Purebloods," he reassures her. "We're not human."
In fact Kaname has been waiting ten years for Yuki's re-awakening, shielding her from the dark plans of the Vampire Senate - and the Vampire Hunters.
For Yuki is not the only one to re-awaken; Kaname's sinister arch-enemy, Lord Rido (one blue eye, one red) is intending to resurrect. This disc
reveals Kaname's true relation to Rido and the complex plotting and counter-plotting that has been going on behind the scenes of the vampire world.
Much of Vampire Knight's drama has centred on the love triangle with Yuki at its centre, and Kaname and Vampire Hunter, Zero Kiryu (Mamoru
Miyano/ Vic Mignogna) competing to win her heart. "The Yuki you once knew is gone," Yuki tells Zero, with devastating honesty, "because the vampire
Yuki completely devoured her." Zero almost falls apart, giving us confirmation of what we've suspected all along: he really is in love with Yuki,
even if he can't admit it to himself or to her.
But it seems that he is also a pawn in the struggle for dominance between Kaname's faction, and the Vampire Senate and the Vampire Hunters. "You
are the only one," Kaname informs him, "who can rid me of Rido's curse." Something big is about to go down as Headmaster Kaien Cross orders the day
students to leave the academy as soon as possible; not for nothing is the third episode on this disc titled, 'Prelude To Battle.'
If one of the main faults with the first season of Vampire Knight was its tendency to rely on talky exposition at the expense of action, then this
sequel/ continuation more than compensates for its earlier sluggishness, as a complex history of lies, betrayal and heartache is revealed. And
although the re-awakened Pureblood vampire princess Yuki makes a less feisty heroine than her earlier human self, her tragic back story goes some
way to explain her vulnerability. Director Kiyoko Sayama doesn't shy away from evoking the sexual frisson of vampiric blood-drinking (after Yuki
re-awakens, she slakes her thirst by sinking her teeth into Kaname's neck, re-establishing the bond between them in a scene that - though in no
way gratuitous - is explicit in terms of erotic subtext).
The troubled atmosphere is greatly enhanced by Takefumi Haketa's subtle score. The composer, while making use of some of the more traditional musical
tropes that accompany tales of the creatures of the night, also creates simple yet effective effects with a cello melody in the minor key, or a solo
piano playing phrases reminiscent of a Chopin nocturne. It's a relief, in these days of excessively overblown and over-composed soundtracks, to encounter

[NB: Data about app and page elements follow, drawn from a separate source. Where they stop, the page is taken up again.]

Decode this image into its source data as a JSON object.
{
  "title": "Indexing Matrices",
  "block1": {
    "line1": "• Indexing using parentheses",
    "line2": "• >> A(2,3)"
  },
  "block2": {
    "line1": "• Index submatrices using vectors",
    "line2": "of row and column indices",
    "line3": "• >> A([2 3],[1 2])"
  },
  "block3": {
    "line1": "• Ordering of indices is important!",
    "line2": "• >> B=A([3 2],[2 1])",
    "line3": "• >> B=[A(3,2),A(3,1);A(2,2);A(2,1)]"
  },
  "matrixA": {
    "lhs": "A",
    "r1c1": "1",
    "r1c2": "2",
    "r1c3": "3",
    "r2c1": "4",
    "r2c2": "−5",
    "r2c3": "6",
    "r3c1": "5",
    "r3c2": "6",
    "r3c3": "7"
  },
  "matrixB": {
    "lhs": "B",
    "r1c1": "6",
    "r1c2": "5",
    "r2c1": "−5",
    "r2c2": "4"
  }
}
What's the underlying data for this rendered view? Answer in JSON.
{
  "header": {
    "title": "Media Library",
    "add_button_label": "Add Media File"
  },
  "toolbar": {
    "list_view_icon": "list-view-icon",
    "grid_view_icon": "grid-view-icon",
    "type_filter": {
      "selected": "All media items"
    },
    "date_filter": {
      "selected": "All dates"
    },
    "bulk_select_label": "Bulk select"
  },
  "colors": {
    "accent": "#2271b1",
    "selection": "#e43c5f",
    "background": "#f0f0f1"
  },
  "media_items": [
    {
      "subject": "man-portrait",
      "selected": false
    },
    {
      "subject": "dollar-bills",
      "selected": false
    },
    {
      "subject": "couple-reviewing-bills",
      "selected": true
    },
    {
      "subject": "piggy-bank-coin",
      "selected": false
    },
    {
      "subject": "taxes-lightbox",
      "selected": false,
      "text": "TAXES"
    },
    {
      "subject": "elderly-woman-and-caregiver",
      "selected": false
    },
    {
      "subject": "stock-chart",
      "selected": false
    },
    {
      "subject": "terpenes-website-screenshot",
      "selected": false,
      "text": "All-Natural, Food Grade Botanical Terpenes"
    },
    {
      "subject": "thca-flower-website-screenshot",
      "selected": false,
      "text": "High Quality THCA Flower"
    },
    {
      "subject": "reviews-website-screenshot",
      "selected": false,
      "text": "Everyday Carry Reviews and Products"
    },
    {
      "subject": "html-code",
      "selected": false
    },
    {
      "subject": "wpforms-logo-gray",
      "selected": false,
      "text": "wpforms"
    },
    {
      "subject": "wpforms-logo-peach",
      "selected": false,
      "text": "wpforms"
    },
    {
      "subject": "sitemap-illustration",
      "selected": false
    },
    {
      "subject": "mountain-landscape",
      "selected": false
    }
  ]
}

a score where less is more - and all the more effective for it. Although as tensions rise and the mood darkens, the ominous sound of a pounding
heartbeat underscores the drama.
Set against a wintry backdrop of swirling snow and long dark nights, Vampire Knight Guilty counts as a guilty pleasure for fans of gothic romance
- although the more sceptical viewer may resist being seduced by the traditional tropes of vampire lore. It's worth mentioning that there are only
three episodes on this disc and, rather disappointingly, no extras - not even text-less versions of the opening and ending songs.